Horse and Buggy
The Brandywine Conservancy staff has been working in Honey Brook Township for over 15 years, initially helping the township with zoning and planning.  But over time, we helped the landowners preserve their farms through the county’s Agricultural Land Preservation Program. As more farmers embraced the program, we joined with the county and township to accelerate the pace of preservation by raising private funds to stretch the limited public dollars to buy more easements to conserve more farms. In 2015, a major milestone was passed – over 25% of Honey Brook Township (4,165 acres) is now permanently protected.  A unique way of life is more secure.

But the Conservancy’s goals are not just to preserve the land and a way of life. We want to protect and improve the water quality in those hundreds of streams that become the Brandywine that provides drinking water to over 500,000 downstream residents.  That is why the Conservancy staff is working closely with the farmers to prepare farm conservation plans that specify a host of Best Management Practices (BMPs) designed to retain the valuable soil and minimize polluting run-off. Our staff is also securing grants to help pay for these practices. The Amish farmers with whom we are dealing recognize the benefits we espouse and understand that to lose their soil is to lose the land that sustains them. They also understand being a good neighbor and the Golden Rule: treat others as you would like them to treat you. They are accepting some new ways for an old purpose.
Honey Brook breakfast meeting
Today we know that an important water protection measures any farmer can undertake is to fence off his streams to keep out livestock. More and more Amish farmers are doing this, though progress is slow. Even better would be for them to plant that fenced-in area with trees and shrubs, to create a forested riparian buffer that filters out pollutants, stabilizes the stream banks, and shades the water. Not too many years ago, state and county farm extension services were telling farmers to cut down trees, to plant as much land as they could, but now we understand the impact that has on water quality. One farmer, when he heard we wanted him to reforest his stream corridor, said “My grandfather began clearing that bank of trees and my father finished the job. And now you want me to put them back!”  

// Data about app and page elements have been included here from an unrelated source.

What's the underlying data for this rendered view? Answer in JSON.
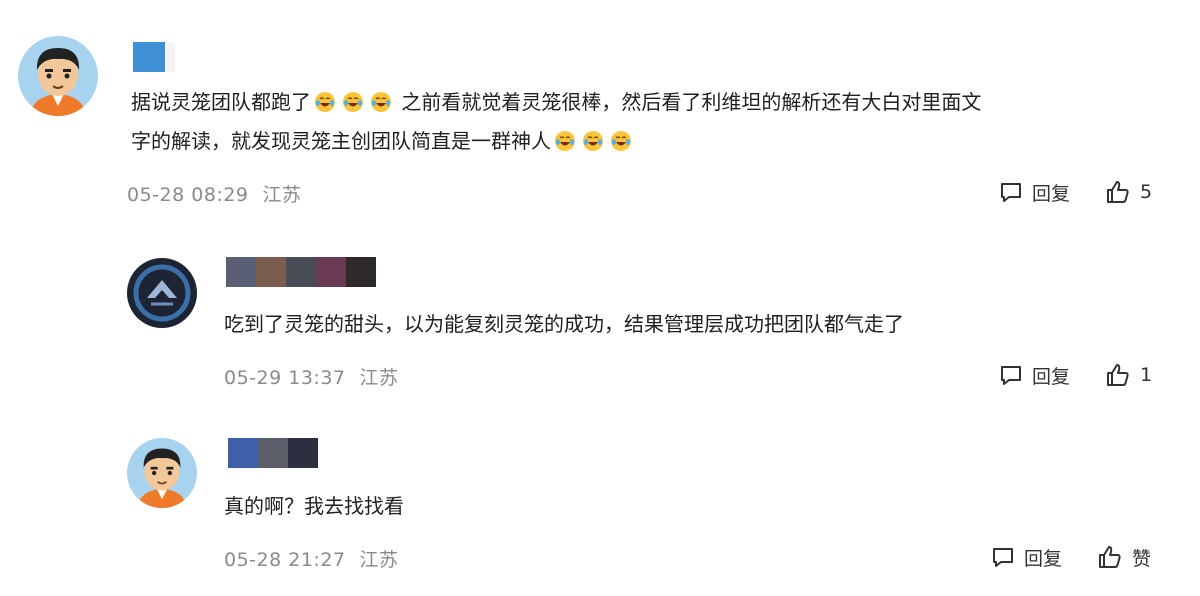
{
  "comments": [
    {
      "text_before_emoji": "据说灵笼团队都跑了",
      "text_after_emoji": "之前看就觉着灵笼很棒，然后看了利维坦的解析还有大白对里面文",
      "text_line2": "字的解读，就发现灵笼主创团队简直是一群神人",
      "emoji_name": "laugh-cry-emoji",
      "date": "05-28 08:29",
      "location": "江苏",
      "reply_label": "回复",
      "like_count": "5"
    },
    {
      "text": "吃到了灵笼的甜头，以为能复刻灵笼的成功，结果管理层成功把团队都气走了",
      "date": "05-29 13:37",
      "location": "江苏",
      "reply_label": "回复",
      "like_count": "1"
    },
    {
      "text": "真的啊？我去找找看",
      "date": "05-28 21:27",
      "location": "江苏",
      "reply_label": "回复",
      "like_label": "赞"
    }
  ],
  "icons": {
    "reply": "comment-bubble-icon",
    "like": "thumbs-up-icon"
  },
  "colors": {
    "meta_text": "#8a8a8a",
    "body_text": "#1f1f1f"
  }
}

Yes, we want the trees back.  

Photos by John P. Goodall, Western Area Manager